━━━━━ Exercise material ━━━━━

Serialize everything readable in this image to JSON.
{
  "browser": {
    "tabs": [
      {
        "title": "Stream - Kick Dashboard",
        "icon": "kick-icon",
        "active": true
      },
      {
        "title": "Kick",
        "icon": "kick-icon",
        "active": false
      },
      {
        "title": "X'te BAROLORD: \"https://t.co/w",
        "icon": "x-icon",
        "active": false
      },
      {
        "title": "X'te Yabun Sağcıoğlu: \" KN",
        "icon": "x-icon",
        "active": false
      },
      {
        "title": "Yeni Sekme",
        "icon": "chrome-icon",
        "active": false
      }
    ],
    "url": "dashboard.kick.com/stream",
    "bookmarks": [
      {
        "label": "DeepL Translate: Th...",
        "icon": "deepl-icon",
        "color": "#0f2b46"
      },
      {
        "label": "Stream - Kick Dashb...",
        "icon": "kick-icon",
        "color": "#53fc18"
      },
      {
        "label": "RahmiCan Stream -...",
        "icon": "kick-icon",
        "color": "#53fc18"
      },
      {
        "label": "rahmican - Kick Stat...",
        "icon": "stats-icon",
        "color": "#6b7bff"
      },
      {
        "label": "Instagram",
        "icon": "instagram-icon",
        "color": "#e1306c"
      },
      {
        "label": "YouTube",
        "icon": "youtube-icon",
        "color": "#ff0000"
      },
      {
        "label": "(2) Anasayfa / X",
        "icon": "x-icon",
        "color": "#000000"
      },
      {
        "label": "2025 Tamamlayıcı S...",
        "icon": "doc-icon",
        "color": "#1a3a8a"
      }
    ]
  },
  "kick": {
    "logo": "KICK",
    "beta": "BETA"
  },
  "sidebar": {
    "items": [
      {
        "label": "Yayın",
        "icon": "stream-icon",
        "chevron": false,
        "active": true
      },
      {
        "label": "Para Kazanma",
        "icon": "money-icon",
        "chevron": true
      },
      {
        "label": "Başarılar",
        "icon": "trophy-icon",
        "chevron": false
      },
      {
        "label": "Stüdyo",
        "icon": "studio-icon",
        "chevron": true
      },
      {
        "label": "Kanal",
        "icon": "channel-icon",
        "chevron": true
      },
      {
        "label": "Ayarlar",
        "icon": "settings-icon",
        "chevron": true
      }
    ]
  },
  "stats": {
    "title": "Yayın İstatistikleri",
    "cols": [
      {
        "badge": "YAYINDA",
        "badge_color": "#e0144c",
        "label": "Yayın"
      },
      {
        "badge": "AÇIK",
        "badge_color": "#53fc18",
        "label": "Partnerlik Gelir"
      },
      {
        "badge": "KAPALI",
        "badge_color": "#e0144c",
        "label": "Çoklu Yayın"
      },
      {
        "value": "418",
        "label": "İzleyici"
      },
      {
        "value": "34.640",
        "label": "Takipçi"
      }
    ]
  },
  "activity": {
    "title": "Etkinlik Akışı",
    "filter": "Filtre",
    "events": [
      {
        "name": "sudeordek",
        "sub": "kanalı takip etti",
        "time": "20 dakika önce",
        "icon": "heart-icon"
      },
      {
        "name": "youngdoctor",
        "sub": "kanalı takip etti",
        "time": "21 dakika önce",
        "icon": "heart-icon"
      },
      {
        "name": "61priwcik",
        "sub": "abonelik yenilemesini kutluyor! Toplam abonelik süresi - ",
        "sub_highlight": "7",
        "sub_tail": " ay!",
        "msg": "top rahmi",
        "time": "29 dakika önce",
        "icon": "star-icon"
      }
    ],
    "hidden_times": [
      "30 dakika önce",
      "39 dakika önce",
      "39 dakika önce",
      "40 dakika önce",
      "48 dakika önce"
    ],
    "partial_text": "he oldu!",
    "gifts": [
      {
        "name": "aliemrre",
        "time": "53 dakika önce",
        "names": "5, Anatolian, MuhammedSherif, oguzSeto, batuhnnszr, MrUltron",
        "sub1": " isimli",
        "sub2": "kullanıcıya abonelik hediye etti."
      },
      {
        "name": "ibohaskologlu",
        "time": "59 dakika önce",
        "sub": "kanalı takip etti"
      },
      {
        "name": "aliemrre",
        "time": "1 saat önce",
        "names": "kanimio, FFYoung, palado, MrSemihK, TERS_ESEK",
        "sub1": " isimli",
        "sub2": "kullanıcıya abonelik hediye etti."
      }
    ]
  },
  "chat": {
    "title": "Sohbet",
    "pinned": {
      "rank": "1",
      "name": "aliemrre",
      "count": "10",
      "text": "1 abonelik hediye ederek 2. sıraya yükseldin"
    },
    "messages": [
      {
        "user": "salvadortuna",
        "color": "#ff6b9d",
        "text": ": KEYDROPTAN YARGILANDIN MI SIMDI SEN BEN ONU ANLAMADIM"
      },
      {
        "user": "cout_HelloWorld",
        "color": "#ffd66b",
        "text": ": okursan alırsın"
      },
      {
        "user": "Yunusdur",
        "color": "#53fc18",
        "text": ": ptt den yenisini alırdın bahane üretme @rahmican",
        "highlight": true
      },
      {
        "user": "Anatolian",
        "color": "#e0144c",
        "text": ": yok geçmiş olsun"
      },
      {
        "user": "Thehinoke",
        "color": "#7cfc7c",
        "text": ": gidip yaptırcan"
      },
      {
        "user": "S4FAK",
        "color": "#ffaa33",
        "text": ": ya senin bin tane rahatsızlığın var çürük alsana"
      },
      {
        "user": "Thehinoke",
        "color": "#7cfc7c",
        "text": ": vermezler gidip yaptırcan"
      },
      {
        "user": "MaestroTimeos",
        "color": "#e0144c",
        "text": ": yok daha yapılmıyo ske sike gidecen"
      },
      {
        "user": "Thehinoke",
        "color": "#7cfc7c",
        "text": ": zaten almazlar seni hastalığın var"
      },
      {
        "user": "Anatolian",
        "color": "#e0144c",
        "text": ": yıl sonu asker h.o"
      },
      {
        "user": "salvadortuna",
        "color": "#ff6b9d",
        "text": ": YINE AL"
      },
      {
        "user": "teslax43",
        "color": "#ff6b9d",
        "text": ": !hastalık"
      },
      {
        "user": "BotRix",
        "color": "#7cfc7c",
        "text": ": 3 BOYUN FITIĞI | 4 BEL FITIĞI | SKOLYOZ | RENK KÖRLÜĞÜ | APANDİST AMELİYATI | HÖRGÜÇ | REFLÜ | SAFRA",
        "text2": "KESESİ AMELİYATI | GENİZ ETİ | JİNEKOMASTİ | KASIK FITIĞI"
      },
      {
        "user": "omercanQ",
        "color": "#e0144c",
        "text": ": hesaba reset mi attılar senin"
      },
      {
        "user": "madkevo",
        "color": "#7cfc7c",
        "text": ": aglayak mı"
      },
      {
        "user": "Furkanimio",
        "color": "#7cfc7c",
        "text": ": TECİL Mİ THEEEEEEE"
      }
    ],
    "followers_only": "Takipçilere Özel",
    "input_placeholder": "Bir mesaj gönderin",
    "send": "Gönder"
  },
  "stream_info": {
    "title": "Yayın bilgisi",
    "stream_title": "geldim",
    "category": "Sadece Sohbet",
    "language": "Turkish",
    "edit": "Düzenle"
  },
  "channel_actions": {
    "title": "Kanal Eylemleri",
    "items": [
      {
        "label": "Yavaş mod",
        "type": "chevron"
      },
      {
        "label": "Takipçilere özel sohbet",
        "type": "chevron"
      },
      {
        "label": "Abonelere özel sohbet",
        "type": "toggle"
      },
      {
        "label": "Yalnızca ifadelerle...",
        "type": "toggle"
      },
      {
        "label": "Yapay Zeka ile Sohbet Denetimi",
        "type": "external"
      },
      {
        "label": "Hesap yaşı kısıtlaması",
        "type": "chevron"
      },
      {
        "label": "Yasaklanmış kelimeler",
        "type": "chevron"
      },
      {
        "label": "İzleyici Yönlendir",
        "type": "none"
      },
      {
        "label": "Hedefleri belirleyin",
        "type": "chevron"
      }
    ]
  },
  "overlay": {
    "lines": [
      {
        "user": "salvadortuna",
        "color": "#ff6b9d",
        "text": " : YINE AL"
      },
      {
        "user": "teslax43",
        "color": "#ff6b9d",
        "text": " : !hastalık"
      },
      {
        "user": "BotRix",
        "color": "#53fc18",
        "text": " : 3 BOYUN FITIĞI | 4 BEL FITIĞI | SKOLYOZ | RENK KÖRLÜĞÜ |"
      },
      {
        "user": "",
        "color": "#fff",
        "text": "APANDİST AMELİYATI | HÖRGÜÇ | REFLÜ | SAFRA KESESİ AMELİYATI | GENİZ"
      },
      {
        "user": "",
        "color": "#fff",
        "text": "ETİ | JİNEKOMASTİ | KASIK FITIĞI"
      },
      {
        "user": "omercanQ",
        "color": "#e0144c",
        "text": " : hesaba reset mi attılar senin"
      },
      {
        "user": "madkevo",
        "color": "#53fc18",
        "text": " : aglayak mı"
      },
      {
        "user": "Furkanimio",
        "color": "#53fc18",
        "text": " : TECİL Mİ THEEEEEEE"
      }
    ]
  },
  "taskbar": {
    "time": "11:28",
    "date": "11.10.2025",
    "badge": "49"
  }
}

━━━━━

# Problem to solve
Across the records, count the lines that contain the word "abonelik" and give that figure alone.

# The completed task
4